About Ash Amin
Ash Amin is 1931 Chair in Geography and Fellow of Christ's College, Cambridge. His research and publications have dealt with regional development and socio-economic inequality in Europe, the social economy of the city, and the socio-political evolution of multicultural and multi-ethnic societies within the European Union. His most recent book, Land of Strangers, takes up issues of belonging and equity in Europe.
Articles by Ash Amin
It was, of course, the Right to Life Tax, proposed by Brazil, India, China, Russia and South Africa in 2020 and passed by the UN in 2025. Committing 2% of the world's annual corporate tax revenue to households earning less that $2 a day, the Tax gave nearly half of the world's population the means to exert democracy.

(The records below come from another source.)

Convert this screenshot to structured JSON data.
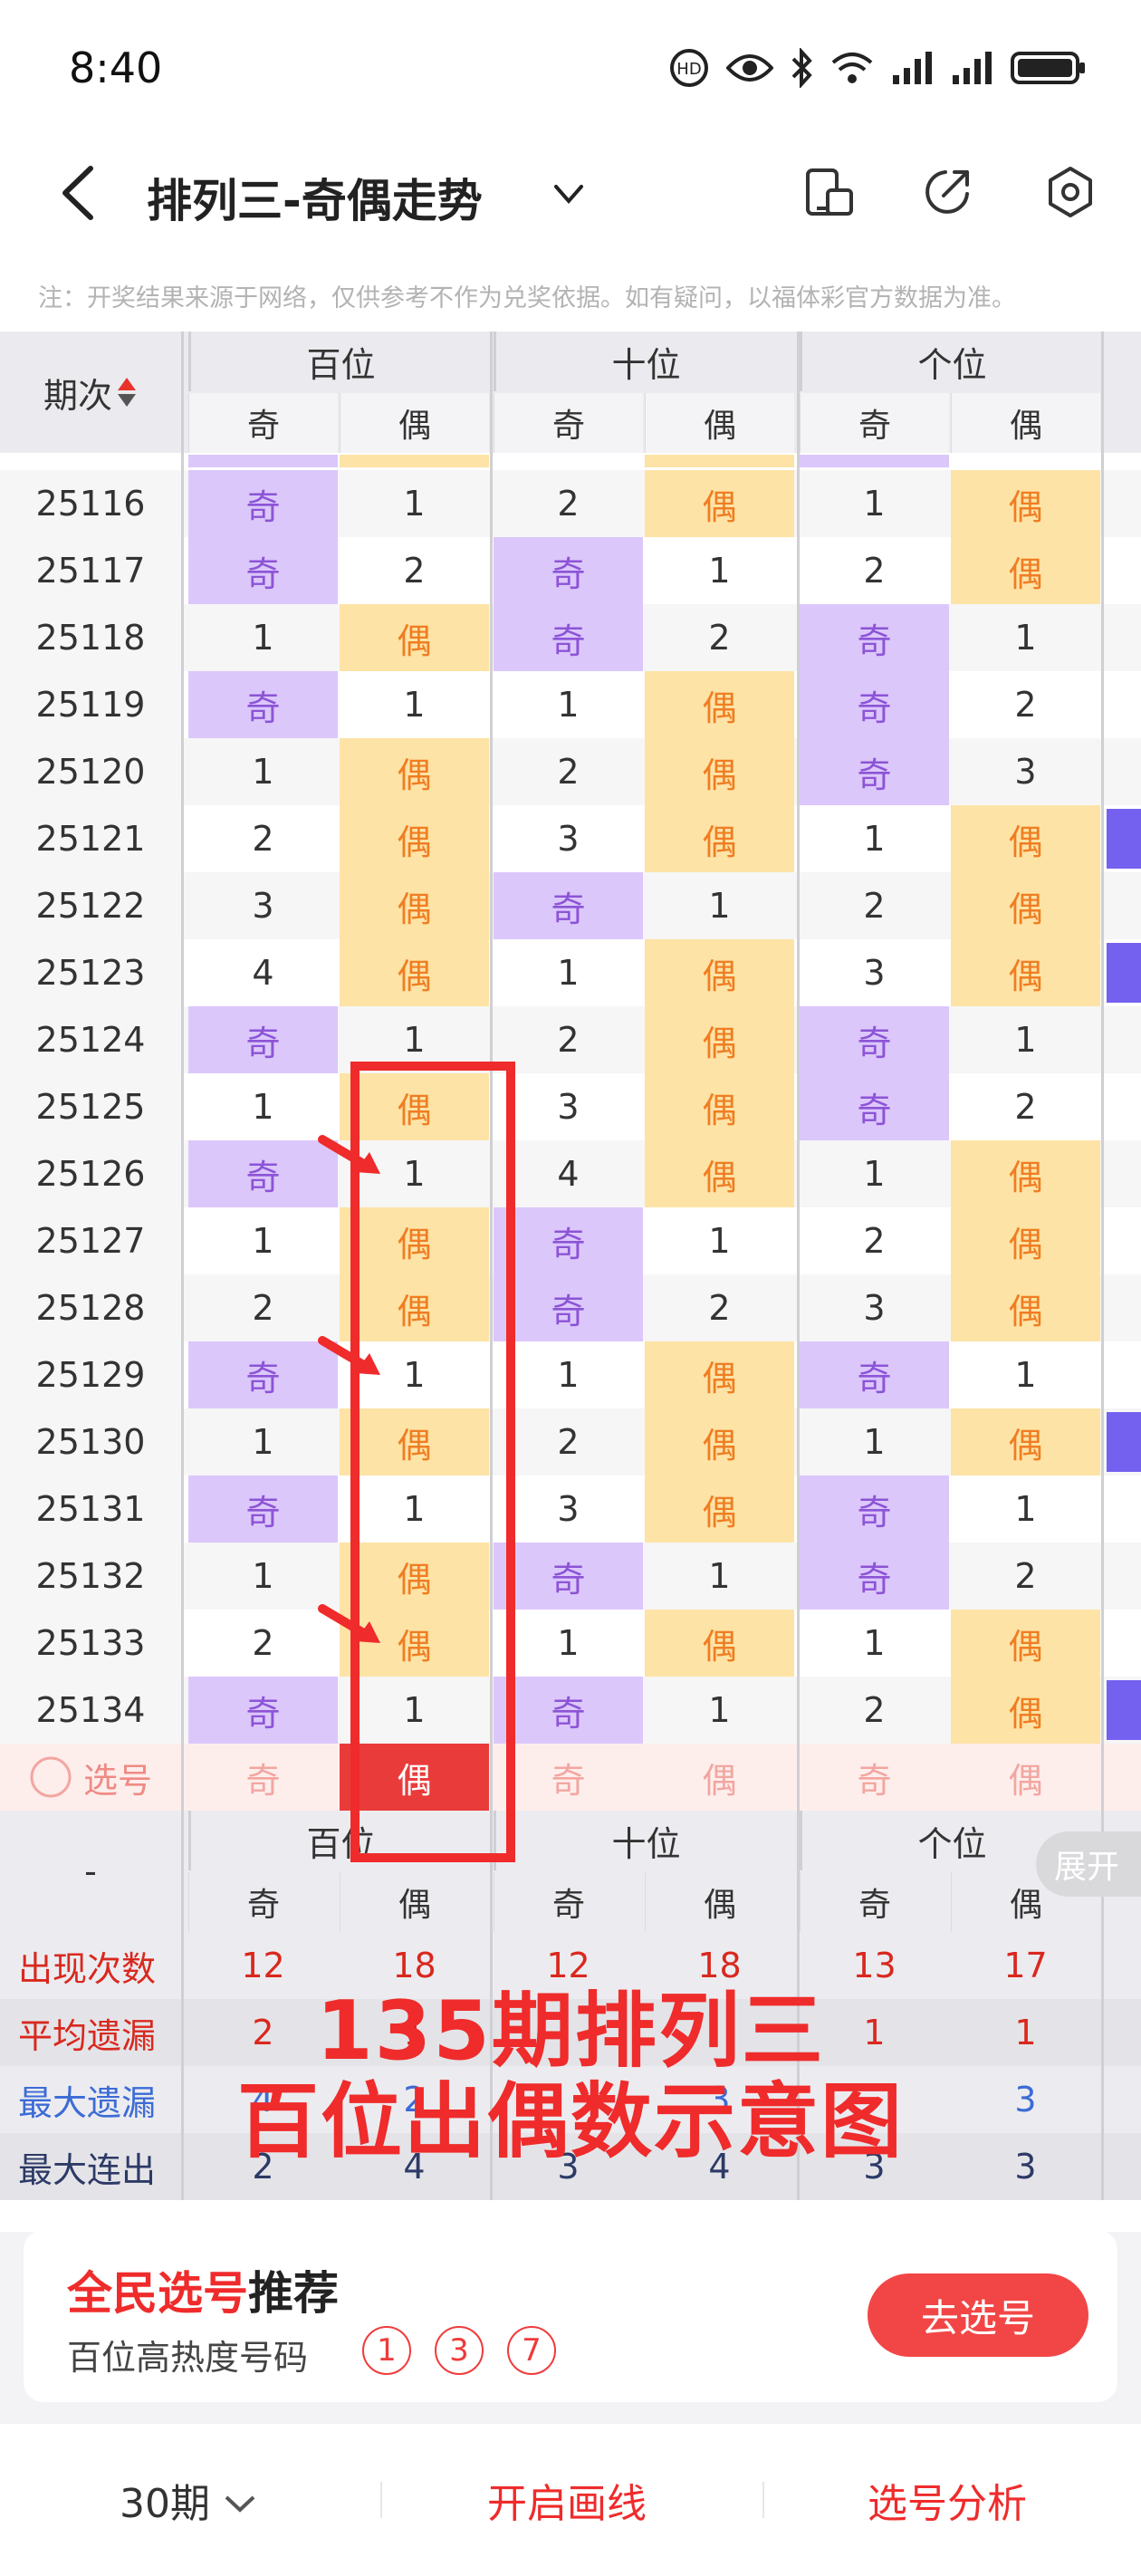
{
  "status_bar": {
    "time": "8:40"
  },
  "header": {
    "title": "排列三-奇偶走势"
  },
  "notice": "注：开奖结果来源于网络，仅供参考不作为兑奖依据。如有疑问，以福体彩官方数据为准。",
  "table": {
    "period_header": "期次",
    "groups": [
      "百位",
      "十位",
      "个位"
    ],
    "sub_headers": [
      "奇",
      "偶",
      "奇",
      "偶",
      "奇",
      "偶"
    ],
    "rows": [
      {
        "period": "25116",
        "cells": [
          [
            "Q",
            "奇"
          ],
          [
            "N",
            "1"
          ],
          [
            "N",
            "2"
          ],
          [
            "O",
            "偶"
          ],
          [
            "N",
            "1"
          ],
          [
            "O",
            "偶"
          ]
        ]
      },
      {
        "period": "25117",
        "cells": [
          [
            "Q",
            "奇"
          ],
          [
            "N",
            "2"
          ],
          [
            "Q",
            "奇"
          ],
          [
            "N",
            "1"
          ],
          [
            "N",
            "2"
          ],
          [
            "O",
            "偶"
          ]
        ]
      },
      {
        "period": "25118",
        "cells": [
          [
            "N",
            "1"
          ],
          [
            "O",
            "偶"
          ],
          [
            "Q",
            "奇"
          ],
          [
            "N",
            "2"
          ],
          [
            "Q",
            "奇"
          ],
          [
            "N",
            "1"
          ]
        ]
      },
      {
        "period": "25119",
        "cells": [
          [
            "Q",
            "奇"
          ],
          [
            "N",
            "1"
          ],
          [
            "N",
            "1"
          ],
          [
            "O",
            "偶"
          ],
          [
            "Q",
            "奇"
          ],
          [
            "N",
            "2"
          ]
        ]
      },
      {
        "period": "25120",
        "cells": [
          [
            "N",
            "1"
          ],
          [
            "O",
            "偶"
          ],
          [
            "N",
            "2"
          ],
          [
            "O",
            "偶"
          ],
          [
            "Q",
            "奇"
          ],
          [
            "N",
            "3"
          ]
        ]
      },
      {
        "period": "25121",
        "cells": [
          [
            "N",
            "2"
          ],
          [
            "O",
            "偶"
          ],
          [
            "N",
            "3"
          ],
          [
            "O",
            "偶"
          ],
          [
            "N",
            "1"
          ],
          [
            "O",
            "偶"
          ]
        ]
      },
      {
        "period": "25122",
        "cells": [
          [
            "N",
            "3"
          ],
          [
            "O",
            "偶"
          ],
          [
            "Q",
            "奇"
          ],
          [
            "N",
            "1"
          ],
          [
            "N",
            "2"
          ],
          [
            "O",
            "偶"
          ]
        ]
      },
      {
        "period": "25123",
        "cells": [
          [
            "N",
            "4"
          ],
          [
            "O",
            "偶"
          ],
          [
            "N",
            "1"
          ],
          [
            "O",
            "偶"
          ],
          [
            "N",
            "3"
          ],
          [
            "O",
            "偶"
          ]
        ]
      },
      {
        "period": "25124",
        "cells": [
          [
            "Q",
            "奇"
          ],
          [
            "N",
            "1"
          ],
          [
            "N",
            "2"
          ],
          [
            "O",
            "偶"
          ],
          [
            "Q",
            "奇"
          ],
          [
            "N",
            "1"
          ]
        ]
      },
      {
        "period": "25125",
        "cells": [
          [
            "N",
            "1"
          ],
          [
            "O",
            "偶"
          ],
          [
            "N",
            "3"
          ],
          [
            "O",
            "偶"
          ],
          [
            "Q",
            "奇"
          ],
          [
            "N",
            "2"
          ]
        ]
      },
      {
        "period": "25126",
        "cells": [
          [
            "Q",
            "奇"
          ],
          [
            "N",
            "1"
          ],
          [
            "N",
            "4"
          ],
          [
            "O",
            "偶"
          ],
          [
            "N",
            "1"
          ],
          [
            "O",
            "偶"
          ]
        ]
      },
      {
        "period": "25127",
        "cells": [
          [
            "N",
            "1"
          ],
          [
            "O",
            "偶"
          ],
          [
            "Q",
            "奇"
          ],
          [
            "N",
            "1"
          ],
          [
            "N",
            "2"
          ],
          [
            "O",
            "偶"
          ]
        ]
      },
      {
        "period": "25128",
        "cells": [
          [
            "N",
            "2"
          ],
          [
            "O",
            "偶"
          ],
          [
            "Q",
            "奇"
          ],
          [
            "N",
            "2"
          ],
          [
            "N",
            "3"
          ],
          [
            "O",
            "偶"
          ]
        ]
      },
      {
        "period": "25129",
        "cells": [
          [
            "Q",
            "奇"
          ],
          [
            "N",
            "1"
          ],
          [
            "N",
            "1"
          ],
          [
            "O",
            "偶"
          ],
          [
            "Q",
            "奇"
          ],
          [
            "N",
            "1"
          ]
        ]
      },
      {
        "period": "25130",
        "cells": [
          [
            "N",
            "1"
          ],
          [
            "O",
            "偶"
          ],
          [
            "N",
            "2"
          ],
          [
            "O",
            "偶"
          ],
          [
            "N",
            "1"
          ],
          [
            "O",
            "偶"
          ]
        ]
      },
      {
        "period": "25131",
        "cells": [
          [
            "Q",
            "奇"
          ],
          [
            "N",
            "1"
          ],
          [
            "N",
            "3"
          ],
          [
            "O",
            "偶"
          ],
          [
            "Q",
            "奇"
          ],
          [
            "N",
            "1"
          ]
        ]
      },
      {
        "period": "25132",
        "cells": [
          [
            "N",
            "1"
          ],
          [
            "O",
            "偶"
          ],
          [
            "Q",
            "奇"
          ],
          [
            "N",
            "1"
          ],
          [
            "Q",
            "奇"
          ],
          [
            "N",
            "2"
          ]
        ]
      },
      {
        "period": "25133",
        "cells": [
          [
            "N",
            "2"
          ],
          [
            "O",
            "偶"
          ],
          [
            "N",
            "1"
          ],
          [
            "O",
            "偶"
          ],
          [
            "N",
            "1"
          ],
          [
            "O",
            "偶"
          ]
        ]
      },
      {
        "period": "25134",
        "cells": [
          [
            "Q",
            "奇"
          ],
          [
            "N",
            "1"
          ],
          [
            "Q",
            "奇"
          ],
          [
            "N",
            "1"
          ],
          [
            "N",
            "2"
          ],
          [
            "O",
            "偶"
          ]
        ]
      }
    ],
    "select_row": {
      "label": "选号",
      "cells": [
        "奇",
        "偶",
        "奇",
        "偶",
        "奇",
        "偶"
      ]
    }
  },
  "stats": {
    "dash": "-",
    "groups": [
      "百位",
      "十位",
      "个位"
    ],
    "sub_headers": [
      "奇",
      "偶",
      "奇",
      "偶",
      "奇",
      "偶"
    ],
    "rows": [
      {
        "label": "出现次数",
        "values": [
          "12",
          "18",
          "12",
          "18",
          "13",
          "17"
        ]
      },
      {
        "label": "平均遗漏",
        "values": [
          "2",
          "1",
          "",
          "",
          "1",
          "1"
        ]
      },
      {
        "label": "最大遗漏",
        "values": [
          "4",
          "2",
          "",
          "3",
          "",
          "3"
        ]
      },
      {
        "label": "最大连出",
        "values": [
          "2",
          "4",
          "3",
          "4",
          "3",
          "3"
        ]
      }
    ]
  },
  "annotation": {
    "line1": "135期排列三",
    "line2": "百位出偶数示意图"
  },
  "expand_label": "展开",
  "recommend": {
    "title_red": "全民选号",
    "title_black": "推荐",
    "subtitle": "百位高热度号码",
    "balls": [
      "1",
      "3",
      "7"
    ],
    "button": "去选号"
  },
  "bottom_bar": {
    "periods": "30期",
    "draw_line": "开启画线",
    "analysis": "选号分析"
  },
  "colors": {
    "odd_bg": "#dcc7fb",
    "even_bg": "#fde3a6",
    "accent_red": "#ef2b2b",
    "stat_label_red": "#d9281e",
    "stat_label_blue": "#3c6bd6",
    "stat_label_dark": "#2d3a66"
  }
}
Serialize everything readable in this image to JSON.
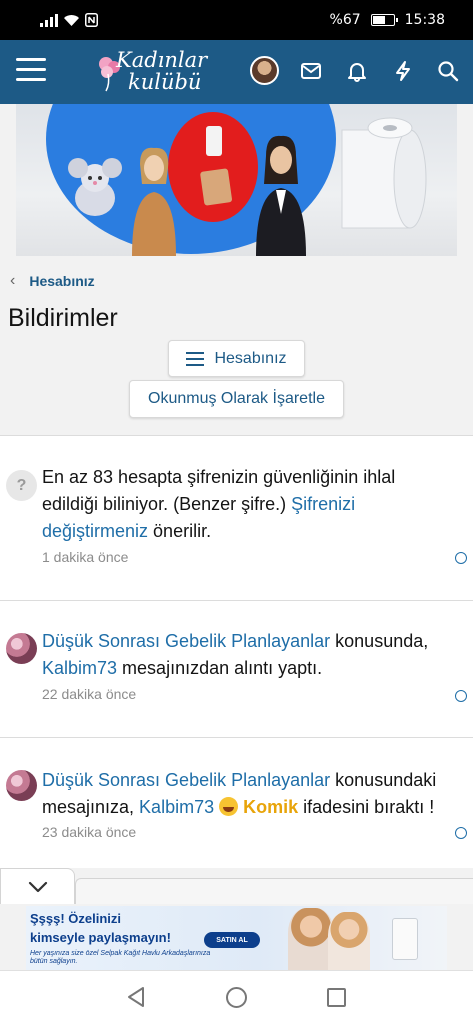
{
  "status_bar": {
    "battery": "%67",
    "time": "15:38"
  },
  "header": {
    "logo_line1": "Kadınlar",
    "logo_line2": "kulübü"
  },
  "breadcrumb": {
    "label": "Hesabınız"
  },
  "page": {
    "title": "Bildirimler"
  },
  "buttons": {
    "account": "Hesabınız",
    "mark_read": "Okunmuş Olarak İşaretle"
  },
  "notifications": [
    {
      "text_a": "En az 83 hesapta şifrenizin güvenliğinin ihlal edildiği biliniyor. (Benzer şifre.) ",
      "link": "Şifrenizi değiştirmeniz",
      "text_b": " önerilir.",
      "time": "1 dakika önce"
    },
    {
      "thread": "Düşük Sonrası Gebelik Planlayanlar",
      "text_a": " konusunda, ",
      "user": "Kalbim73",
      "text_b": " mesajınızdan alıntı yaptı.",
      "time": "22 dakika önce"
    },
    {
      "thread": "Düşük Sonrası Gebelik Planlayanlar",
      "text_a": " konusundaki mesajınıza, ",
      "user": "Kalbim73",
      "reaction": "Komik",
      "text_b": " ifadesini bıraktı !",
      "time": "23 dakika önce"
    }
  ],
  "ad": {
    "line1": "Şşşş! Özelinizi",
    "line2": "kimseyle paylaşmayın!",
    "line3": "Her yaşınıza size özel Selpak Kağıt Havlu Arkadaşlarınıza bütün sağlayın.",
    "cta": "SATIN AL"
  },
  "colors": {
    "header": "#1d5a86",
    "link": "#1f6ea8",
    "reaction": "#e8a40a"
  }
}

A question worth asking in the context of the current European Union debate surrounding the constitutional convention is whether, given contemporary processes of rapid cultural and ethnic hybridisation, the perennial values supposed to define the "Europeanness" of life on the old continent as well as uniting Europeans into a common project, make any sense.
Taking this as their departure point, the authors of People Flow are right to invite fresh thinking on the kind of Europe we want to live in. Europe is now home to millions of people from non-European backgrounds, many religious and cultural dispositions, and networks of attachment based on diaspora connections and cultural influences from around the world.